On December 8, the French city of Lyon’s St Jean Cathedral is dressed in light.
It marks the start of a procession which lies at the heart of what is known locally as the “Fete des Lumieres” or Festival of Light.
The annual celebration dates back to 1852 and is essentially a religious one.
Cardinal Philippe Barbarin, the Archbishop of Lyon, explained the highlight for him.
“It is the festival of light in Lyon so everyone puts candles in their windows in honour of our Lady of Fourviere and now we are going up from the cathedral to the basilica with the statue of the Virgin. It is a moment of joy for everyone.”
Although some people think the candles are a tradition linked to a time when Lyon was threatened by the plague, the truth of the matter is more to do with the inauguration of a new statue of Mary.
Over 150 years ago, the ceremony presenting the religious icon was hampered by bad weather and locals looked round for something to lighten the mood.
“Originally it took place in September, on September 8”, said one Lyon resident. “And following an exceptionally bad flood, it could not take place so it was moved to December and it became December 8 and on the day when it was moved, there was so much fog that they put the candles out to brighten things up.”

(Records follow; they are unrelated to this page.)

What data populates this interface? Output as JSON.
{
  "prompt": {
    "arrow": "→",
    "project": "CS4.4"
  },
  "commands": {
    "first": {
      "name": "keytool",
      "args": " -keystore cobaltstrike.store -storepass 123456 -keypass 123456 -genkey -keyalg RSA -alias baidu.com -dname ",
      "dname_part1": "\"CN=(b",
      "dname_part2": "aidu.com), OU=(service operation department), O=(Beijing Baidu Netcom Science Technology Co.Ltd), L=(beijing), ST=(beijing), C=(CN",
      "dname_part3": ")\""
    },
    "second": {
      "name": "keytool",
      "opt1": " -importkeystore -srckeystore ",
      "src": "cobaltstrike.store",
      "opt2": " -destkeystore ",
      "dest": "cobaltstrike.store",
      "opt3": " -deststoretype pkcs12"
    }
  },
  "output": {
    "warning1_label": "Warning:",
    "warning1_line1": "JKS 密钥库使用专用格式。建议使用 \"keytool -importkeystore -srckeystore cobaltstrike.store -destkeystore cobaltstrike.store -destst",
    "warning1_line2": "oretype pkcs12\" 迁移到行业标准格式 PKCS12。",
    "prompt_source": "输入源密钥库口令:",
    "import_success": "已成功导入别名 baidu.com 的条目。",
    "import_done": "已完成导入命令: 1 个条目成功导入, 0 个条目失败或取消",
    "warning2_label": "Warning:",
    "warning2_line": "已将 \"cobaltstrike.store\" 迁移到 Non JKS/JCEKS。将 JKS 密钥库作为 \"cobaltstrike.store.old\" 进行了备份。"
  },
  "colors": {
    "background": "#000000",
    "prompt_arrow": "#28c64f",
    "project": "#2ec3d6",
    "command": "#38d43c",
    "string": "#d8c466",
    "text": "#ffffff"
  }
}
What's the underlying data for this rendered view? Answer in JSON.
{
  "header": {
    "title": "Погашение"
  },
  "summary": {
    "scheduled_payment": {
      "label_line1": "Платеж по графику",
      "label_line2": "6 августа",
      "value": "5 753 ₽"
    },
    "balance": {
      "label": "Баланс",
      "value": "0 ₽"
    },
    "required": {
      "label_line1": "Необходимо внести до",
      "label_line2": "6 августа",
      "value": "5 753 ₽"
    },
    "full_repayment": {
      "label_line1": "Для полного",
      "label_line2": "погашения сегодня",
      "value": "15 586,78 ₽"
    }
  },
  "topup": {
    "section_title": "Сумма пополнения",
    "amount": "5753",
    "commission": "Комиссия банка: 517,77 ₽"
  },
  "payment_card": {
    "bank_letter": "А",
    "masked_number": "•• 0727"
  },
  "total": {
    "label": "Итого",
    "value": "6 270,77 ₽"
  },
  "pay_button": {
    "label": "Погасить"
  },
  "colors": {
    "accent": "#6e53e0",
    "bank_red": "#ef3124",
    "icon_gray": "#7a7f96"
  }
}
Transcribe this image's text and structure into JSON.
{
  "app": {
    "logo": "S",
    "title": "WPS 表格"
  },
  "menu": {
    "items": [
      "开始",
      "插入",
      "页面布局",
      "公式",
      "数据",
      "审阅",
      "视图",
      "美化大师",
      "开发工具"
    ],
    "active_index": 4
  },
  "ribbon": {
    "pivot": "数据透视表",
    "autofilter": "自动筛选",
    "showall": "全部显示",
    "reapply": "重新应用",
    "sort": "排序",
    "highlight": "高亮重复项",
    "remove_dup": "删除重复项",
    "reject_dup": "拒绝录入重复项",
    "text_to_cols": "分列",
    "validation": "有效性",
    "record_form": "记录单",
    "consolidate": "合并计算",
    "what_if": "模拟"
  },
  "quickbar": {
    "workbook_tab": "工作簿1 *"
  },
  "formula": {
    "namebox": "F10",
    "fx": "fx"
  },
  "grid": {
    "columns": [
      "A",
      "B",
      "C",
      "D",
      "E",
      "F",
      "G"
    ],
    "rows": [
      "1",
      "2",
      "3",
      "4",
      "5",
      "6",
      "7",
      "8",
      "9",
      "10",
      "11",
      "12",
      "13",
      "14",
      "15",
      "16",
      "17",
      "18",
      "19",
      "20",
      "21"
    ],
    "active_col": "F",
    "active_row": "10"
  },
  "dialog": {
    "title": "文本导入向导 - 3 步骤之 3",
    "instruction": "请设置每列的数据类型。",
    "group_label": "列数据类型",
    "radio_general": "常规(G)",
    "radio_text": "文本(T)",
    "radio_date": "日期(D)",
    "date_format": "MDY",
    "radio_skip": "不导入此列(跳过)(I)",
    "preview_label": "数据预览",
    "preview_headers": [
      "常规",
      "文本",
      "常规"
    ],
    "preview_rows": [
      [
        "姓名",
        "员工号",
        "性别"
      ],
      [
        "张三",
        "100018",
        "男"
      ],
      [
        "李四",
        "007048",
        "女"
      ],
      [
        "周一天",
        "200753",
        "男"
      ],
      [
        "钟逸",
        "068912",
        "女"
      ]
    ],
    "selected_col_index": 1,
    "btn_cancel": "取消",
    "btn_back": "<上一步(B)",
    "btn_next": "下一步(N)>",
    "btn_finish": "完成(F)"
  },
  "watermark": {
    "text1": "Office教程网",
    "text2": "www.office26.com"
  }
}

Since then the festival, which is now held over four days, has been added to by spectacular light shows.
By the end of it, four million visitors will have experienced 80 light projects – transforming the facades of some of Lyon’s most august buildings and filling the city’s squares and avenues.
All of which began with a simple candle.